Back in April, I blogged about the Tenth Circuit's very interesting 2-1 decision in United States v. Andrus, a Fourth Amendment case involving third party consent to search a computer. My post, "Virtual Analogies, Physical Searches, and the Fourth Amendment," is here. Yesterday the Tenth Circuit denied rehearing in the case in an order you can view here. There were several votes for rehearing -- Judges Kelly, Lucero, McConnell and Holmes, in addition to Judge McKay on the original panel -- but not quite enough.

  The two judges in the original panel majority (Murphy and Gorsuch) did add a "note" in the order denying rehearing to clarify that the decision was intended to be very narrow:
  In denying rehearing, however, the panel majority notes that its opinion is limited to the narrow question of the apparent authority of a homeowner to consent to a search of a computer on premises in the specific factual setting presented, including the undisputed fact that the owner had access to the computer, paid for internet access, and had an e-mail address used to register on a website providing access to the files of interest to law enforcement.
  Among the questions not presented in this matter, and for which there is no factual development in the record, are the extent of capability and activation of password protection or user profiles on home computers, the capability of EnCase software to detect the presence of password protection or a user profile, or the degree to which law enforcement confronts password protection or user profiles on home computers.

Dave N (mail):
I suspect that out of a sense of modesty, OK did not mention that his law review article, Searches and Seizures in a Digital World, 119 Harv. L. Rev. 531 (2005), was cited as a source by the majority. (Slip op. p. 13).

There is a profound problem with this opinion--the court glosses over the fact that the EnCase program bypassed Andrus' password protection--which should assuredly act as a "lock."

The majority states at p. 18 fn 6:
Although the district court did not make any factual findings as to whether the computer was password protected, there is evidence in the record suggesting the presence of a password. . . . Determining whether a password was actually in place,however, is unnecessary for analyzing Dr. Andrus' apparent authority, since the password would not have been obvious to the officers at the time they obtained consent and commenced the search.

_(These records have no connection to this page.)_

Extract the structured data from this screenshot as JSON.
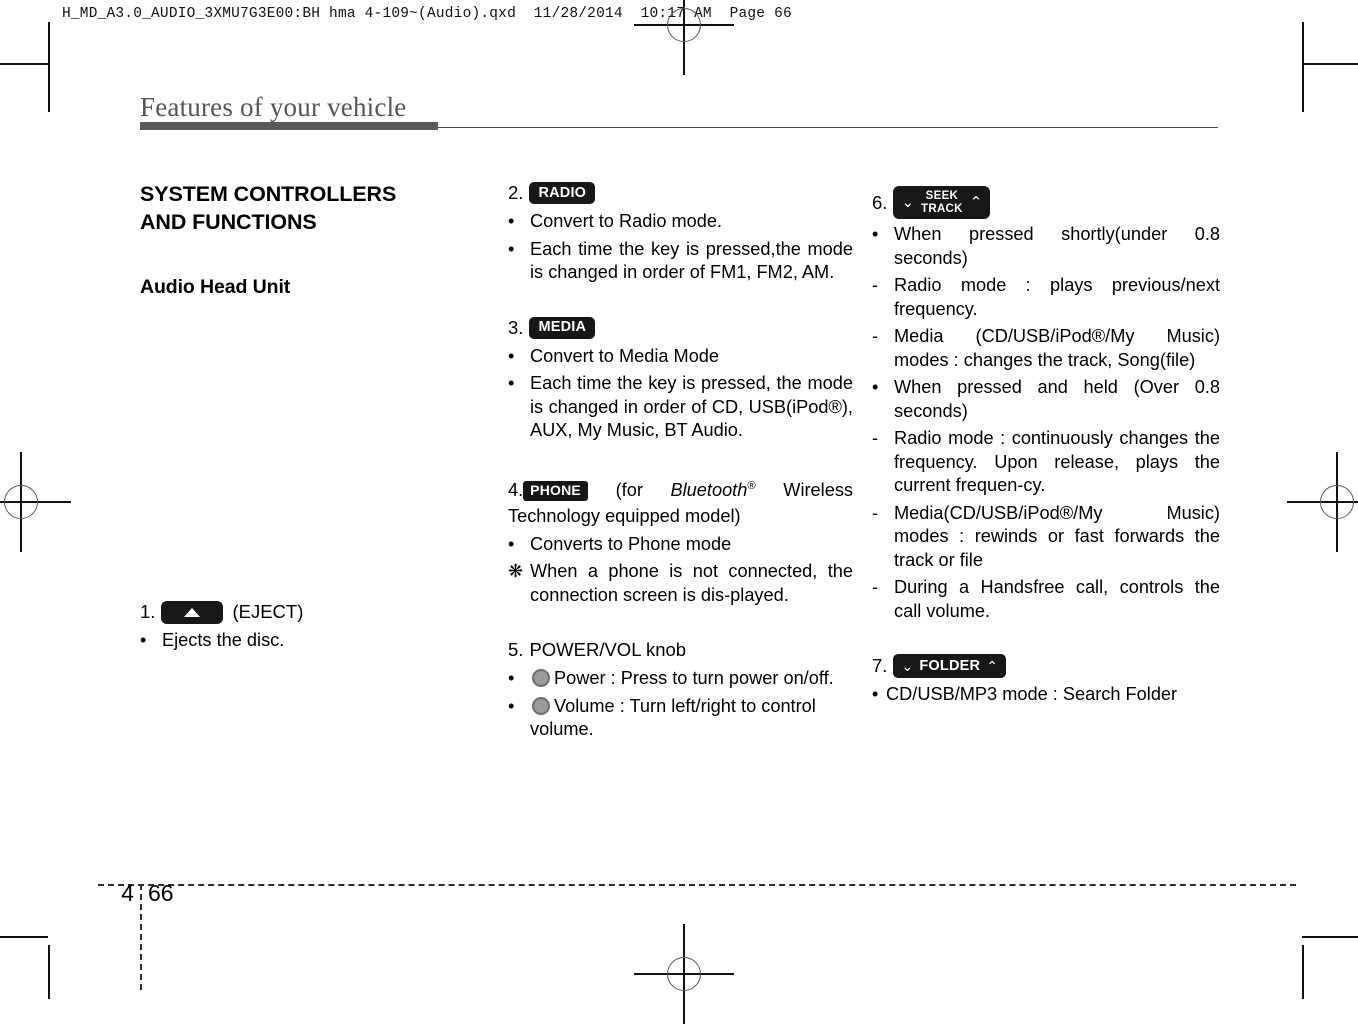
{
  "print": {
    "slug": "H_MD_A3.0_AUDIO_3XMU7G3E00:BH hma 4-109~(Audio).qxd  11/28/2014  10:17 AM  Page 66"
  },
  "page": {
    "running_head": "Features of your vehicle",
    "chapter_number": "4",
    "page_number": "66"
  },
  "left": {
    "section_title_line1": "SYSTEM CONTROLLERS",
    "section_title_line2": "AND FUNCTIONS",
    "subsection_title": "Audio Head Unit",
    "item1": {
      "number": "1.",
      "key_icon": "eject-triangle-icon",
      "label": "(EJECT)",
      "bullets": [
        {
          "mark": "•",
          "text": "Ejects the disc."
        }
      ]
    }
  },
  "middle": {
    "item2": {
      "number": "2.",
      "key": "RADIO",
      "bullets": [
        {
          "mark": "•",
          "text": "Convert to Radio mode."
        },
        {
          "mark": "•",
          "text": "Each time the key is pressed,the mode is changed in order of FM1, FM2, AM."
        }
      ]
    },
    "item3": {
      "number": "3.",
      "key": "MEDIA",
      "bullets": [
        {
          "mark": "•",
          "text": "Convert to Media Mode"
        },
        {
          "mark": "•",
          "text": "Each time the key is pressed, the mode is changed in order of CD, USB(iPod®), AUX, My Music, BT Audio."
        }
      ]
    },
    "item4": {
      "number": "4.",
      "key": "PHONE",
      "qualifier_pre": "(for ",
      "qualifier_italic": "Bluetooth",
      "qualifier_sup": "®",
      "qualifier_post": " Wireless Technology equipped model)",
      "bullets": [
        {
          "mark": "•",
          "text": "Converts to Phone mode"
        },
        {
          "mark": "❋",
          "text": "When a phone is not connected, the connection screen is dis-played."
        }
      ]
    },
    "item5": {
      "number": "5.",
      "label": "POWER/VOL knob",
      "bullets": [
        {
          "mark": "•",
          "icon": "knob-icon",
          "text": "Power : Press to turn power on/off."
        },
        {
          "mark": "•",
          "icon": "knob-icon",
          "text": "Volume : Turn left/right to control volume."
        }
      ]
    }
  },
  "right": {
    "item6": {
      "number": "6.",
      "key_chevron_left": "⌄",
      "key_line1": "SEEK",
      "key_line2": "TRACK",
      "key_chevron_right": "⌃",
      "bullets": [
        {
          "mark": "•",
          "text": "When pressed shortly(under 0.8 seconds)"
        },
        {
          "mark": "-",
          "text": "Radio mode : plays previous/next frequency."
        },
        {
          "mark": "-",
          "text": "Media (CD/USB/iPod®/My Music) modes : changes the track, Song(file)"
        },
        {
          "mark": "•",
          "text": "When pressed and held (Over 0.8 seconds)"
        },
        {
          "mark": "-",
          "text": "Radio mode : continuously changes the frequency. Upon release, plays the current frequen-cy."
        },
        {
          "mark": "-",
          "text": "Media(CD/USB/iPod®/My Music) modes : rewinds or fast forwards the track or file"
        },
        {
          "mark": "-",
          "text": "During a Handsfree call, controls the call volume."
        }
      ]
    },
    "item7": {
      "number": "7.",
      "key_chevron_left": "⌄",
      "key_label": "FOLDER",
      "key_chevron_right": "⌃",
      "bullets": [
        {
          "mark": "•",
          "text": "CD/USB/MP3 mode : Search Folder"
        }
      ]
    }
  }
}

Say what? if the EnCase program bypasses passwords, this reasoning is analogous to the police being given consent and then using a skeleton key to turn a lock before determining if a door was locked in the first place.

I found this sentence (at p. 20) particularly unpersuasive: "Andrus' argument presupposes, however, that password protection of home computers is so common that a reasonable officer ought to know password protection is likely."

Give me a break. The officers were using a program designed to BYPASS password protection--certainly an useful tool if a computer is being searched pursuant to a warrant. Thus, the officers had to know that there was a reasonable probability that a password would be required, particularly if contraband was being hidden on the computer. Additionally, since at least Windows 98, Microsoft has made password protected user accounts a default. In other words, Microsoft offers you the ability to create a password. You have to consciously decide you don't want one.

If the computer was password protected and Dr. Andrus did not have the password, then he clearly lacked apparent authority to consent--and the police search should have been suppressed as exceeding the scope of Dr. Andrus' authority to consent.

Judge McKay's dissent is spot on. Too bad it is not the majority opinion.
8.25.2007 2:31pm
l4n3:
I'm not a lawyer, but doesn't a homeowner have the right to consent to the search of anything in his home? In this case, if the father had told the police they were welcome to open his son's locked closet, wouldn't the police have the right to do that? Doesn't the parent's ownership of the computer trump any privacy expectation of the son, even if he isn't a minor?
8.28.2007 6:41pm